There are not many girls that ride freestyle BMX and even less who compete. What do you do when there are no other girls competing. Do you ride with the boys?
It depends. In The Netherlands there are no other girls to ride competitions with so I compete with the guys on Pro level. It’s only at Fise and BMX Masters that I ride with other girls.
After people see me ride, they know I’m a real rider
Which do you prefer?
Riding with the guys. The girls’ level is often somewhat lower. And I feel more challenged when riding with the guys. The higher level
makes you push yourself a little further.
How do the guys respond when you compete against them?
Well back in Rotterdam I’m just one of the guys. But I notice when riding in other places that it’s not always like that. Sometimes I’m looked down upon. But after people see me ride, they know I’m a real rider. It would be nice if guys wouldn’t judge me and just see me as a rider instead of a chick on a bike. It’s a complete opposite of the guys that I ride with. They motivate me and challenge me to get better.
As a girl you have to try even harder than them, which is tough sometimes. It used to be different: I’d get props even if I hadn’t landed a trick. There’s no way I’d get away with that now, I have to perform at their level and everyone is equal.
What’s your favourite contest?
In The Netherlands it’s Best of Blaak. It’s one of the highly sponsored competitions in our country and the title has a real value. It makes you feel like you’ve accomplished something if you win it. On an international level, Fise & BMX Masters. In the Netherlands there are often people from the neighbourhood in the audience watching the competition. But at international contests it’s people from the scene. Which means you really get noticed and the competition itself is more serious.
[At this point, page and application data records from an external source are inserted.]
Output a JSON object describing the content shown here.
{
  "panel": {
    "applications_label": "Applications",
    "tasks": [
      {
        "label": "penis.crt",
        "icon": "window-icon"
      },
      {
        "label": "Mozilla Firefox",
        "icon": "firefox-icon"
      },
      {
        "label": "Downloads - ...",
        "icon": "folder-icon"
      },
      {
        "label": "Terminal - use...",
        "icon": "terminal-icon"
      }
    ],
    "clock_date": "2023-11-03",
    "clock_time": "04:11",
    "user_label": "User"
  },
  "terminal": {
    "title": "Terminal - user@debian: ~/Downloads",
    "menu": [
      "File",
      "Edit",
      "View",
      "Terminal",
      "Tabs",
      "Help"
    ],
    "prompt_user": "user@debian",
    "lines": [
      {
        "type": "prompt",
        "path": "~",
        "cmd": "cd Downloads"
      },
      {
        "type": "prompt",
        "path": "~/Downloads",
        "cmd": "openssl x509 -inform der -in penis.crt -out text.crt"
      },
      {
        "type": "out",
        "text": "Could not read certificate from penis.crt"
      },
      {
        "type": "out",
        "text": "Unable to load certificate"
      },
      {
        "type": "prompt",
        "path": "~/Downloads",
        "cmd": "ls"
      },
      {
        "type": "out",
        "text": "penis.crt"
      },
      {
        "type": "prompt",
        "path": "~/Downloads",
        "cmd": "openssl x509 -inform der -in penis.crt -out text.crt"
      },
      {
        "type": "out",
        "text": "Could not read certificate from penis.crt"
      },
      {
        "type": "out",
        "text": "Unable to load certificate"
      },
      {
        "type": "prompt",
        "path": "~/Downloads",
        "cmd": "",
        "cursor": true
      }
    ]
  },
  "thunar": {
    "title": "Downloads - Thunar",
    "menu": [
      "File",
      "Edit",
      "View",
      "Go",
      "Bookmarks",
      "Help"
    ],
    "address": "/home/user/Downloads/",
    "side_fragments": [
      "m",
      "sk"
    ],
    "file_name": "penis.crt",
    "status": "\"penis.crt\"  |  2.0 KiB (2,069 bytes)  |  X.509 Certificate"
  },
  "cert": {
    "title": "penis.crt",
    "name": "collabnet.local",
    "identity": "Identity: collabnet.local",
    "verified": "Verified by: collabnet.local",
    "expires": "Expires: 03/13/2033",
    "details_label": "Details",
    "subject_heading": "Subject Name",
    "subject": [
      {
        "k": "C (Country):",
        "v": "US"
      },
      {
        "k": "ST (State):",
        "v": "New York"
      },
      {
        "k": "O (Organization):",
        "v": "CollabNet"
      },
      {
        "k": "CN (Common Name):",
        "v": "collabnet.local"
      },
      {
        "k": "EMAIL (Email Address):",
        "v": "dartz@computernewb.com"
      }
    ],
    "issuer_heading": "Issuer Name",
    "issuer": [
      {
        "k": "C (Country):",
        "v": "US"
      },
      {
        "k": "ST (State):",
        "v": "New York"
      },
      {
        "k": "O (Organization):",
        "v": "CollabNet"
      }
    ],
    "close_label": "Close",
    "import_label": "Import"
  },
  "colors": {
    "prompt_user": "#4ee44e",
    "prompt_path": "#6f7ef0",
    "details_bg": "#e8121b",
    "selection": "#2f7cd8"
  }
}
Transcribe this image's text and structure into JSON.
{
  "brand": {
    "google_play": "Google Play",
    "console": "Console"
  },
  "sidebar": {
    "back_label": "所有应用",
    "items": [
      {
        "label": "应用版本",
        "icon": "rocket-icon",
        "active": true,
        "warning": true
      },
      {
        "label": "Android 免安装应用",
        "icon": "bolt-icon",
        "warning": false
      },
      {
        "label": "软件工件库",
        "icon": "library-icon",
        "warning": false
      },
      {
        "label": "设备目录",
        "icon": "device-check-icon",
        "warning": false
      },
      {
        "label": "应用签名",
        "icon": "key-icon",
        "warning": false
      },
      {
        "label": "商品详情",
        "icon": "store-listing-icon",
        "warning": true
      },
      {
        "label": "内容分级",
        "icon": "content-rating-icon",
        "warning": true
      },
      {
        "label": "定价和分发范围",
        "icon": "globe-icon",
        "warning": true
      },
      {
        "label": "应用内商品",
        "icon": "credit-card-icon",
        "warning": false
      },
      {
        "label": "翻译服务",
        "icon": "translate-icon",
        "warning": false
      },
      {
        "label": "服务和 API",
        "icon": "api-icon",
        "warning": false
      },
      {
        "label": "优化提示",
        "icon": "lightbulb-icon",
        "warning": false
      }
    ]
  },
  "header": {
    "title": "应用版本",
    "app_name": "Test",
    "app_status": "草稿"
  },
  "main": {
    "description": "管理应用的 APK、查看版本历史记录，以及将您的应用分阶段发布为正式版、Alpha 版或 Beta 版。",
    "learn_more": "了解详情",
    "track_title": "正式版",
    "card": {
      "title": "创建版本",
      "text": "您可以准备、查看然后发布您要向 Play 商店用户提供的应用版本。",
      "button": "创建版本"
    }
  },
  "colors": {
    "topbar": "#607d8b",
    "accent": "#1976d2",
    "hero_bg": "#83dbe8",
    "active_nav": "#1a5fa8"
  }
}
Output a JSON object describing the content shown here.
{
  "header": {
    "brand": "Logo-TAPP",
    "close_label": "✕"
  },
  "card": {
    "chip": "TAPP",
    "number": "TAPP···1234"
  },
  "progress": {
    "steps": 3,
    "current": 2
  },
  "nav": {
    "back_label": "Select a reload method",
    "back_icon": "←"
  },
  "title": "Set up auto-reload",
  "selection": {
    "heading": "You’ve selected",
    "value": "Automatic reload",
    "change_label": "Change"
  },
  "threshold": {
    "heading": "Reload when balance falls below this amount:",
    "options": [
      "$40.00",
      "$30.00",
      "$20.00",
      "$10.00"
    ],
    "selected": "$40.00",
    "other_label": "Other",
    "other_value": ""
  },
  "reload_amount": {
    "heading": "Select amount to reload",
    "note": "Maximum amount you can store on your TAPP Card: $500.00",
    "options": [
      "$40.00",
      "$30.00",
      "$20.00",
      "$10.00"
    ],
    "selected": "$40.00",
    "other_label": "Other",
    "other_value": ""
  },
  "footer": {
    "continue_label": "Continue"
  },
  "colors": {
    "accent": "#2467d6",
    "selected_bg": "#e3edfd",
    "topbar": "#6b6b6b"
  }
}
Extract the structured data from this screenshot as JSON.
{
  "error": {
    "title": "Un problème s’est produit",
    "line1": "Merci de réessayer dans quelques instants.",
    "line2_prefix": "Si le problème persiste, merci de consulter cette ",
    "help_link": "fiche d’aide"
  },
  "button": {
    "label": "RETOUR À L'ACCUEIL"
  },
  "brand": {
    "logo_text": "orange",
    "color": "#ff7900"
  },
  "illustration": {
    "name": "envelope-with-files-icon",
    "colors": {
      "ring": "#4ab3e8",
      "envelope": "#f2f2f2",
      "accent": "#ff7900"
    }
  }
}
Which riders do you look up to?
Channon Balorian, Nicky van der Veen, Daniel Wedemeijer, Michael Beran, Anthony Napolitan and loads of others. I’ve actually made a YouTube list of edits I watch every day. I’ll get so hyped up I can’t even sleep after watching it. My goal is to get to that level of riding.
Aren’t you afraid of disappointing yourself if you set your goals so high?
I always set my goals high and know that I’ll never learn ALL the tricks I want to learn in a year. But I don’t overestimate myself too much. I think that setting high goals, really going for it and looking forward to new accomplishments is something I need.
Is Rotterdam a good city for riding BMX?
The scene is really nice and there is a good atmosphere. But for riding, the Westpark skatepark is just not big enough to practice pro-bmx stuff. The funbox is just far too small and all the obstacles are often super slippery. It’s just not a real bmx park in my opinion. I do practise at Skateland, the local indoor skatepark. Soon i’ll start riding in Eindhoven too because there is a new indoor BMX park opening there, 040 BMX Park.
What do you like to do when you are not on your bike?
Cooking. Facebooking. Sleeping!